Sam Ryan

Great second book. Had many of the same elements of the first that I liked, and not as many of the things I didn’t. I like reading stories where operatives take on corrupt government and go rogue to take their revenge, matching wits and battling foes stronger and smarter, yet saving the day. It’s a great formula and when done well makes for great reading. The author does well of showing the events of the book (as opposed to telling) and we feel like we are in the thick of the action throughout. There were some minor proofing mistakes, but it didn’t lessen my enjoyment any. Great tension, conflict, and nonstop action, shocking and sad twists. Reels you in at the beginning and holds you by the throat and doesn’t let go until the end… and even then it’s so open ended, you need to start the next book right away, which I did! (4 stars). Sam Ryan- Indie Book Reviewers, Goodreads, Librarything, Shelfari, Barnes & Noble

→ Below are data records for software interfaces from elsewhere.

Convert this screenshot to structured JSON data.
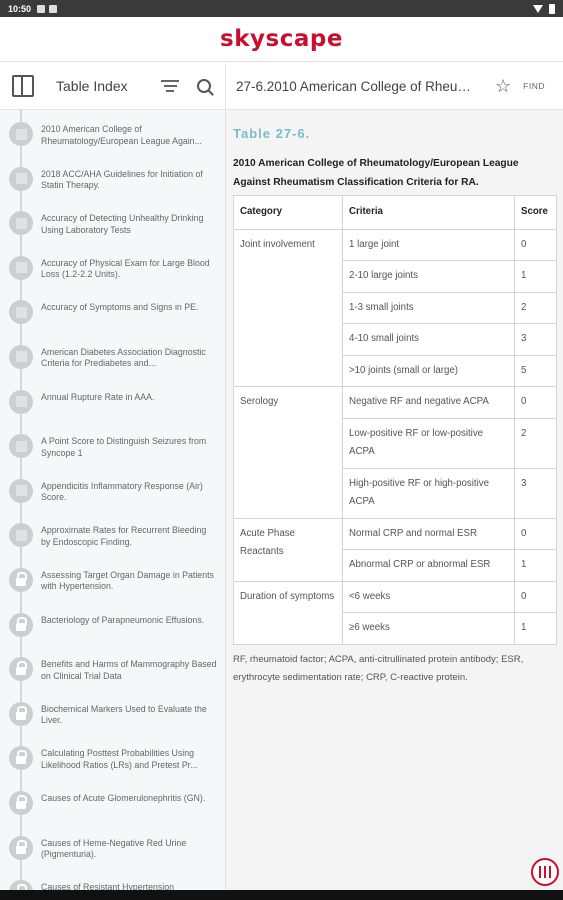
{
  "status_bar": {
    "time": "10:50"
  },
  "app": {
    "logo": "skyscape"
  },
  "sidebar": {
    "title": "Table Index",
    "items": [
      {
        "label": "2010 American College of Rheumatology/European League Again...",
        "locked": false
      },
      {
        "label": "2018 ACC/AHA Guidelines for Initiation of Statin Therapy.",
        "locked": false
      },
      {
        "label": "Accuracy of Detecting Unhealthy Drinking Using Laboratory Tests",
        "locked": false
      },
      {
        "label": "Accuracy of Physical Exam for Large Blood Loss (1.2-2.2 Units).",
        "locked": false
      },
      {
        "label": "Accuracy of Symptoms and Signs in PE.",
        "locked": false
      },
      {
        "label": "American Diabetes Association Diagnostic Criteria for Prediabetes and...",
        "locked": false
      },
      {
        "label": "Annual Rupture Rate in AAA.",
        "locked": false
      },
      {
        "label": "A Point Score to Distinguish Seizures from Syncope 1",
        "locked": false
      },
      {
        "label": "Appendicitis Inflammatory Response (Air) Score.",
        "locked": false
      },
      {
        "label": "Approximate Rates for Recurrent Bleeding by Endoscopic Finding.",
        "locked": false
      },
      {
        "label": "Assessing Target Organ Damage in Patients with Hypertension.",
        "locked": true
      },
      {
        "label": "Bacteriology of Parapneumonic Effusions.",
        "locked": true
      },
      {
        "label": "Benefits and Harms of Mammography Based on Clinical Trial Data",
        "locked": true
      },
      {
        "label": "Biochemical Markers Used to Evaluate the Liver.",
        "locked": true
      },
      {
        "label": "Calculating Posttest Probabilities Using Likelihood Ratios (LRs) and Pretest Pr...",
        "locked": true
      },
      {
        "label": "Causes of Acute Glomerulonephritis (GN).",
        "locked": true
      },
      {
        "label": "Causes of Heme-Negative Red Urine (Pigmenturia).",
        "locked": true
      },
      {
        "label": "Causes of Resistant Hypertension",
        "locked": true
      }
    ]
  },
  "main": {
    "title": "27-6.2010 American College of Rheumatology/European League Against Rheumatism Classification Criteria for RA.",
    "find_label": "FIND",
    "table_label": "Table 27-6.",
    "caption": "2010 American College of Rheumatology/European League Against Rheumatism Classification Criteria for RA.",
    "headers": {
      "category": "Category",
      "criteria": "Criteria",
      "score": "Score"
    },
    "groups": [
      {
        "category": "Joint involvement",
        "rows": [
          {
            "criteria": "1 large joint",
            "score": "0"
          },
          {
            "criteria": "2-10 large joints",
            "score": "1"
          },
          {
            "criteria": "1-3 small joints",
            "score": "2"
          },
          {
            "criteria": "4-10 small joints",
            "score": "3"
          },
          {
            "criteria": ">10 joints (small or large)",
            "score": "5"
          }
        ]
      },
      {
        "category": "Serology",
        "rows": [
          {
            "criteria": "Negative RF and negative ACPA",
            "score": "0"
          },
          {
            "criteria": "Low-positive RF or low-positive ACPA",
            "score": "2"
          },
          {
            "criteria": "High-positive RF or high-positive ACPA",
            "score": "3"
          }
        ]
      },
      {
        "category": "Acute Phase Reactants",
        "rows": [
          {
            "criteria": "Normal CRP and normal ESR",
            "score": "0"
          },
          {
            "criteria": "Abnormal CRP or abnormal ESR",
            "score": "1"
          }
        ]
      },
      {
        "category": "Duration of symptoms",
        "rows": [
          {
            "criteria": "<6 weeks",
            "score": "0"
          },
          {
            "criteria": "≥6 weeks",
            "score": "1"
          }
        ]
      }
    ],
    "footnote": "RF, rheumatoid factor; ACPA, anti-citrullinated protein antibody; ESR, erythrocyte sedimentation rate; CRP, C-reactive protein."
  },
  "colors": {
    "brand": "#c8102e",
    "accent": "#7cbcc6"
  }
}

Karen Matthew

I was really excited to read this book, “Raven: Birds of Flight part 2” as I so enjoyed the first one in the series, “Albatross”. I do not recommend these books as standalones and suggest reading the first one prior to this. Not that it CAN’T be done, as you can still follow along, it’s just some things might be confusing. That said, I think I enjoyed this one almost more than the first! I feel like the author really hit his stride pacing and plot-development wise, and while there was still the annoying use of the italics for all the inner thoughts of the characters, it didn’t bother me as much this time. I liked watching the plot unfold in ways I wasn’t expecting, and the action is almost nonstop. You cannot be bored for a second reading this, and if your anything like me you’ll be starting the third one only minutes after finishing this one. If you like fast paced action packed spy/political thrillers, then this series is not to be missed. (5 stars). Karen Matthews- Indie Book Reviewers, Goodreads, Librarything, Shelfari, Barnes & Noble

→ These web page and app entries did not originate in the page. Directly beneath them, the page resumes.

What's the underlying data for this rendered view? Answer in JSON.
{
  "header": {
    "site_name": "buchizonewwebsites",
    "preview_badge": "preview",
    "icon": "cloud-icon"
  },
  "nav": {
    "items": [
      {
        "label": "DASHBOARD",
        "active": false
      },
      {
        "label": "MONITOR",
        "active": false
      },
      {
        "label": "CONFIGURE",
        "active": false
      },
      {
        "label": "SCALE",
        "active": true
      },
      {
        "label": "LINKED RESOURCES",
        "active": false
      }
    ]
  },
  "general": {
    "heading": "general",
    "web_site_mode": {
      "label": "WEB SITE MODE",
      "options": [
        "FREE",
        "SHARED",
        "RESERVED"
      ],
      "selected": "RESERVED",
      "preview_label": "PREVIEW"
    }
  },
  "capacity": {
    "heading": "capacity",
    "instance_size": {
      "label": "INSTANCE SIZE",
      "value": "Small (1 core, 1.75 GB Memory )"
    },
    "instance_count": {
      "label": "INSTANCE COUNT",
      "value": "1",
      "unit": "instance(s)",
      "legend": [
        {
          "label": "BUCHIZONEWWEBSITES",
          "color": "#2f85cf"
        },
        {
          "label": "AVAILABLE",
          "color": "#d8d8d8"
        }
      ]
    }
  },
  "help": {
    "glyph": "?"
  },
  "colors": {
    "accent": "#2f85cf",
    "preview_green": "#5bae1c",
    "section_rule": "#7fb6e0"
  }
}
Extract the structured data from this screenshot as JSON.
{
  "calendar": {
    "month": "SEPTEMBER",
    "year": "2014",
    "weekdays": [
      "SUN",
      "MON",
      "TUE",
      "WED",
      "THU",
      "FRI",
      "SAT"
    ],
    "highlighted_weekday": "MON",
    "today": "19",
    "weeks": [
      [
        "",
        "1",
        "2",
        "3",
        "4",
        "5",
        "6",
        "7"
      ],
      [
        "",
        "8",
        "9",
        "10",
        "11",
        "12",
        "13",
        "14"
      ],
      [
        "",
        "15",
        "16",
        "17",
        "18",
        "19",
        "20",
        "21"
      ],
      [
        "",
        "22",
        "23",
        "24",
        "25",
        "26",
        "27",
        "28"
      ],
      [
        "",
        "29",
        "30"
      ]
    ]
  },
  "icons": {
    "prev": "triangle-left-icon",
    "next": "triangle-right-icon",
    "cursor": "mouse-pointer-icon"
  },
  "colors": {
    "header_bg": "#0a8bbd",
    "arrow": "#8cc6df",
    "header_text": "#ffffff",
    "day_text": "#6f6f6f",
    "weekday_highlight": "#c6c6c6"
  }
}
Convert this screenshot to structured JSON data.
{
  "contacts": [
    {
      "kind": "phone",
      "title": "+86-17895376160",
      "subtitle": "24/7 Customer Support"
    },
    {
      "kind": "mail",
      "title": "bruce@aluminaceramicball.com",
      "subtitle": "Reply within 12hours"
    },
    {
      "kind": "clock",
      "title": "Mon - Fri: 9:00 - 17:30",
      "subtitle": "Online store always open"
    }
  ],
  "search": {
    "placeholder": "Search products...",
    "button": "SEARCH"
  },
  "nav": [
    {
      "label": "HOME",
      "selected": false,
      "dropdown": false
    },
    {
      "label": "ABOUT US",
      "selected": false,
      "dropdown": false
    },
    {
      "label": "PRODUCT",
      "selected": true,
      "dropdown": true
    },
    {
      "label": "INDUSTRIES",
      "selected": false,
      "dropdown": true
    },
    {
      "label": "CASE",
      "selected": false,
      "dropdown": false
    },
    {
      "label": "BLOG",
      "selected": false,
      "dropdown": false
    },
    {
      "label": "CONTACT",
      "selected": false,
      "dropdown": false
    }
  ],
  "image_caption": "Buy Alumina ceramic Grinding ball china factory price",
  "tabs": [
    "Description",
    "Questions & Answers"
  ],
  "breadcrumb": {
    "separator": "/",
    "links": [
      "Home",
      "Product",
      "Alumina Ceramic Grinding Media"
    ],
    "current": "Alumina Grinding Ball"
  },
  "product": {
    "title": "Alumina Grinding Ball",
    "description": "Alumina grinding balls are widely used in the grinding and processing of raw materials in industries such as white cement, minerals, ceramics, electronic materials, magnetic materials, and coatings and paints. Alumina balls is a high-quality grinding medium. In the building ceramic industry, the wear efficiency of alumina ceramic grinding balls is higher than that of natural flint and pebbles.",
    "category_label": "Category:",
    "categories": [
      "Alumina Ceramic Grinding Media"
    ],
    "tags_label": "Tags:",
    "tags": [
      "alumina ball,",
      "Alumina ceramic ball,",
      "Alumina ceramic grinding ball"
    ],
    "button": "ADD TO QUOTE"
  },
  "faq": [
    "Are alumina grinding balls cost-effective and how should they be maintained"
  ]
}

Corey Baynan

“Raven: Birds of Flight” is the second book I’ve read from this author now in this series, and I think it is continuing to get better and better. This book had all the intensity and drama of the first, and in a way it reminds me of a cross between “Bourne Identity” and “24” and a Jack Ryan novel, but still very original. Very exciting to read and lots of plotlines being woven together building up tension as it goes along. Like the first one, while I very much enjoyed the actual story and the characters, I thought the mechanics could use a bit fine tuning, as there were some editing things (minor), and the overuse characters saying the other characters names in dialogue (sounded unnatural) and definitely needed more pronoun use in general for a smoother read. But still a great book and now I need the third one because I need to see what will happen next! Highly recommend. (4 stars). Corey Banyan- Indie Book Reviewers, Goodreads, Librarything, Shelfari, Barnes & Noble

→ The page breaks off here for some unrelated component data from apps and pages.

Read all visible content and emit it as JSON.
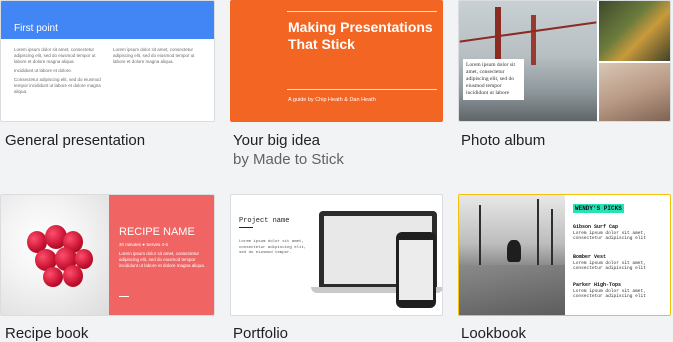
{
  "templates": [
    {
      "name": "General presentation",
      "preview": {
        "title": "First point",
        "col1": [
          "Lorem ipsum dolor sit amet, consectetur adipiscing elit, sed do eiusmod tempor ut labore et dolore magna aliqua.",
          "Incididunt ut labore et dolore.",
          "Consectetur adipiscing elit, sed do eiusmod tempor incididunt ut labore et dolore magna aliqua."
        ],
        "col2": [
          "Lorem ipsum dolor sit amet, consectetur adipiscing elit, sed do eiusmod tempor ut labore et dolore magna aliqua."
        ]
      }
    },
    {
      "name": "Your big idea",
      "subtitle": "by Made to Stick",
      "preview": {
        "title": "Making Presentations That Stick",
        "subtitle": "A guide by Chip Heath & Dan Heath"
      }
    },
    {
      "name": "Photo album",
      "preview": {
        "caption": "Lorem ipsum dolor sit amet, consectetur adipiscing elit, sed do eiusmod tempor incididunt ut labore"
      }
    },
    {
      "name": "Recipe book",
      "preview": {
        "title": "RECIPE NAME",
        "meta": "30 minutes ● Serves 4-6",
        "body": "Lorem ipsum dolor sit amet, consectetur adipiscing elit, sed do eiusmod tempor incididunt ut labore et dolore magna aliqua."
      }
    },
    {
      "name": "Portfolio",
      "preview": {
        "title": "Project name",
        "body": "Lorem ipsum dolor sit amet, consectetur adipiscing elit, sed do eiusmod tempor."
      }
    },
    {
      "name": "Lookbook",
      "preview": {
        "logo": "WENDY'S PICKS",
        "items": [
          {
            "name": "Gibson Surf Cap",
            "desc": "Lorem ipsum dolor sit amet, consectetur adipiscing elit"
          },
          {
            "name": "Bomber Vest",
            "desc": "Lorem ipsum dolor sit amet, consectetur adipiscing elit"
          },
          {
            "name": "Parker High-Tops",
            "desc": "Lorem ipsum dolor sit amet, consectetur adipiscing elit"
          }
        ]
      }
    }
  ],
  "colors": {
    "blue": "#4285f4",
    "orange": "#f26522",
    "coral": "#f06464",
    "teal": "#25e3b5",
    "yellow_border": "#f4c20d"
  }
}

Stacy Decker

A worthy continuation of the Birds of Flight Series, “Raven” wastes no time jumping right into the drama and picking up the storyline from the first book, “Albatross”. I recommend reading the first one before this as there are things that might be confusing otherwise. Like the first one, I devoured this one in about a day (okay, two), and was completely enraptured in the high-stakes world of espionage and government corruption. I was already used to the author’s writing style from reading the first book, and had many of the characters formed in my mind. But this book stretched the imagination and went even further, and with lots of unpredictable twists. I really am enjoying this series and am ready for the next one now, especially with the cliffhanger ending! (5 stars) Stacy Decker- Indie Book Reviewers, Goodreads, Librarything, Shelfari, Barnes & Noble